World J Ophthalmol
  • Hussam A. Yacoub, MD, Lehigh Valley Health Network
  • Zaid A Al-Qudah, MD, Rutgers, the State University of New Jersey, Newark, NJ
  • Nizar Souayah, Rutgers, the State University of New Jersey, Newark, NJ
Publication/Presentation Date

Sarcoidosis is a multisystem, chronic inflammatory disease that is characterized by the development of non-caseating granulomas in multiple body tissues and organ systems. Neurological complications of systemic sarcoidosis include peripheral and cranial neuropathies, myopathies, seizures, gait dysfunction, and cognitive decline. Because sarcoidosis has a predilection to involve the basilar meninges, cranial neuropathy is the most prevalent neurological deficit seen when the nervous system is involved. Sarcoidosis cranial neuropathy may occur at different stages of the disease and even as the initial clinical manifestation of central nervous system involvement. Attributing a cranial neuropathy to sarcoidosis can be challenging, particularly in the setting of normal imaging studies. In this review, cranial neuropathies in sarcoidosis are discussed in detail.

Sarcoidosis, Neurosarcoidosis, Cranial neuropathy, Central nervous system
Document Type
Citation Information
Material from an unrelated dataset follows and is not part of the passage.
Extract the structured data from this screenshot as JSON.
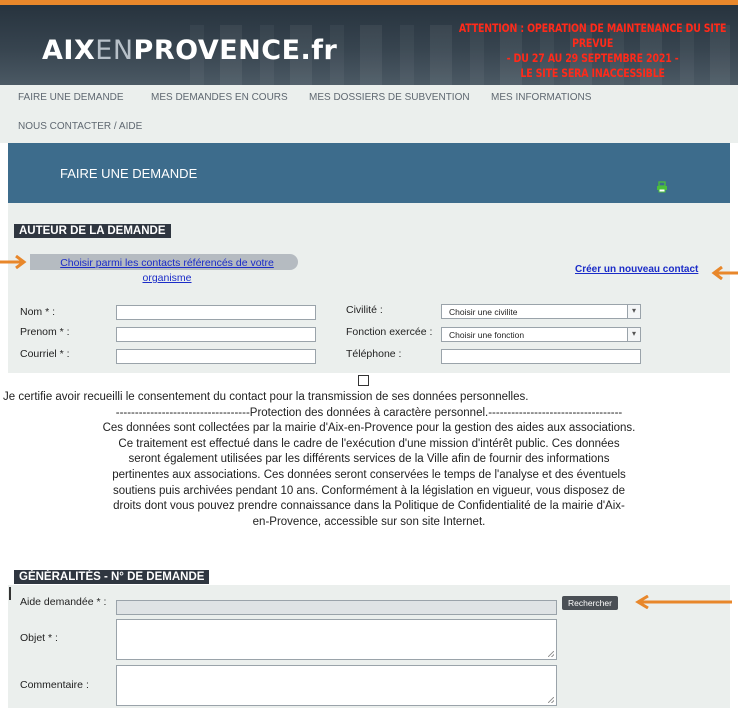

Yacoub, H. A., Al-Qudah, Z. A., Souayah, N. (2015). Cranial Neuropathies in Sarcoidosis. World J Ophthalmol. 5(1), 16-22. doi: 10.5318/wjo.v5.i1.16.